Task requirements
Repeat the entries exactly as they appear.
---- Dataset entries
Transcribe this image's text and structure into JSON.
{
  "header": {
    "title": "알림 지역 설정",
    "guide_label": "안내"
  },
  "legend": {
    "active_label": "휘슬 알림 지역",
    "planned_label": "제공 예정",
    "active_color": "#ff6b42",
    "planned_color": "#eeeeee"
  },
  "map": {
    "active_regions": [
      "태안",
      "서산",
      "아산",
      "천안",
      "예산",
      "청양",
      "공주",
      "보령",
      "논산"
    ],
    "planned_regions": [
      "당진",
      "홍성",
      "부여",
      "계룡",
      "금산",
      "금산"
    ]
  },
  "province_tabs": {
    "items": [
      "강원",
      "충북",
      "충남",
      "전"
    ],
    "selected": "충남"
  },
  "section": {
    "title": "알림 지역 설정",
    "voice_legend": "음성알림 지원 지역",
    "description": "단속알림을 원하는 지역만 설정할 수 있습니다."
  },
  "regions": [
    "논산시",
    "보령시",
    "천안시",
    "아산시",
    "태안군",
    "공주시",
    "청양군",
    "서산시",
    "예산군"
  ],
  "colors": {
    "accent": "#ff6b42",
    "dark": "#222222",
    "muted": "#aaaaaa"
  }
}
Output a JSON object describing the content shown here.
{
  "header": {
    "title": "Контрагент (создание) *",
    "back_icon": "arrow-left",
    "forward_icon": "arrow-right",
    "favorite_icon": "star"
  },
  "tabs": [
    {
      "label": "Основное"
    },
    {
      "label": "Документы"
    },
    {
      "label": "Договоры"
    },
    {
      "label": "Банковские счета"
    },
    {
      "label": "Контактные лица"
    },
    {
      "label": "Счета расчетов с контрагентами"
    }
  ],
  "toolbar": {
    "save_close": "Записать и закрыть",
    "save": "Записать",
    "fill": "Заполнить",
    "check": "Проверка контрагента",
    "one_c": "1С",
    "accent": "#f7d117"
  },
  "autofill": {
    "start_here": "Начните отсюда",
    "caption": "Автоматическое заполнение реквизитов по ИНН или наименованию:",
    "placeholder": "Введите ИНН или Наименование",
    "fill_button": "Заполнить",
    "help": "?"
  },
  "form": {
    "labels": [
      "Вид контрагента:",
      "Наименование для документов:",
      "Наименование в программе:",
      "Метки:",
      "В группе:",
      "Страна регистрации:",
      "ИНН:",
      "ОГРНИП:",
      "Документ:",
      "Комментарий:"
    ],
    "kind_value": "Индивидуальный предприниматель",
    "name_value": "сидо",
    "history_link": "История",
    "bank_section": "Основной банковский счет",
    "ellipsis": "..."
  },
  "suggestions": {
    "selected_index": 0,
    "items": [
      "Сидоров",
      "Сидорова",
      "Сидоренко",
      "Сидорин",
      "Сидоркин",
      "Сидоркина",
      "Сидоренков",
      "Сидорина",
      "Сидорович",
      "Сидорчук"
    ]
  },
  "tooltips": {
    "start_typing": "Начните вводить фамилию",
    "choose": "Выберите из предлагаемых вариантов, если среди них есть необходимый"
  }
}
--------
Response
Transcribe this image's text and structure into JSON.
{
  "header": {
    "title": "알림 지역 설정",
    "guide_label": "안내"
  },
  "legend": {
    "active_label": "휘슬 알림 지역",
    "planned_label": "제공 예정",
    "active_color": "#ff6b42",
    "planned_color": "#eeeeee"
  },
  "map": {
    "active_regions": [
      "태안",
      "서산",
      "아산",
      "천안",
      "예산",
      "청양",
      "공주",
      "보령",
      "논산"
    ],
    "planned_regions": [
      "당진",
      "홍성",
      "부여",
      "계룡",
      "금산",
      "금산"
    ]
  },
  "province_tabs": {
    "items": [
      "강원",
      "충북",
      "충남",
      "전"
    ],
    "selected": "충남"
  },
  "section": {
    "title": "알림 지역 설정",
    "voice_legend": "음성알림 지원 지역",
    "description": "단속알림을 원하는 지역만 설정할 수 있습니다."
  },
  "regions": [
    "논산시",
    "보령시",
    "천안시",
    "아산시",
    "태안군",
    "공주시",
    "청양군",
    "서산시",
    "예산군"
  ],
  "colors": {
    "accent": "#ff6b42",
    "dark": "#222222",
    "muted": "#aaaaaa"
  }
}
Output a JSON object describing the content shown here.
{
  "header": {
    "title": "Контрагент (создание) *",
    "back_icon": "arrow-left",
    "forward_icon": "arrow-right",
    "favorite_icon": "star"
  },
  "tabs": [
    {
      "label": "Основное"
    },
    {
      "label": "Документы"
    },
    {
      "label": "Договоры"
    },
    {
      "label": "Банковские счета"
    },
    {
      "label": "Контактные лица"
    },
    {
      "label": "Счета расчетов с контрагентами"
    }
  ],
  "toolbar": {
    "save_close": "Записать и закрыть",
    "save": "Записать",
    "fill": "Заполнить",
    "check": "Проверка контрагента",
    "one_c": "1С",
    "accent": "#f7d117"
  },
  "autofill": {
    "start_here": "Начните отсюда",
    "caption": "Автоматическое заполнение реквизитов по ИНН или наименованию:",
    "placeholder": "Введите ИНН или Наименование",
    "fill_button": "Заполнить",
    "help": "?"
  },
  "form": {
    "labels": [
      "Вид контрагента:",
      "Наименование для документов:",
      "Наименование в программе:",
      "Метки:",
      "В группе:",
      "Страна регистрации:",
      "ИНН:",
      "ОГРНИП:",
      "Документ:",
      "Комментарий:"
    ],
    "kind_value": "Индивидуальный предприниматель",
    "name_value": "сидо",
    "history_link": "История",
    "bank_section": "Основной банковский счет",
    "ellipsis": "..."
  },
  "suggestions": {
    "selected_index": 0,
    "items": [
      "Сидоров",
      "Сидорова",
      "Сидоренко",
      "Сидорин",
      "Сидоркин",
      "Сидоркина",
      "Сидоренков",
      "Сидорина",
      "Сидорович",
      "Сидорчук"
    ]
  },
  "tooltips": {
    "start_typing": "Начните вводить фамилию",
    "choose": "Выберите из предлагаемых вариантов, если среди них есть необходимый"
  }
}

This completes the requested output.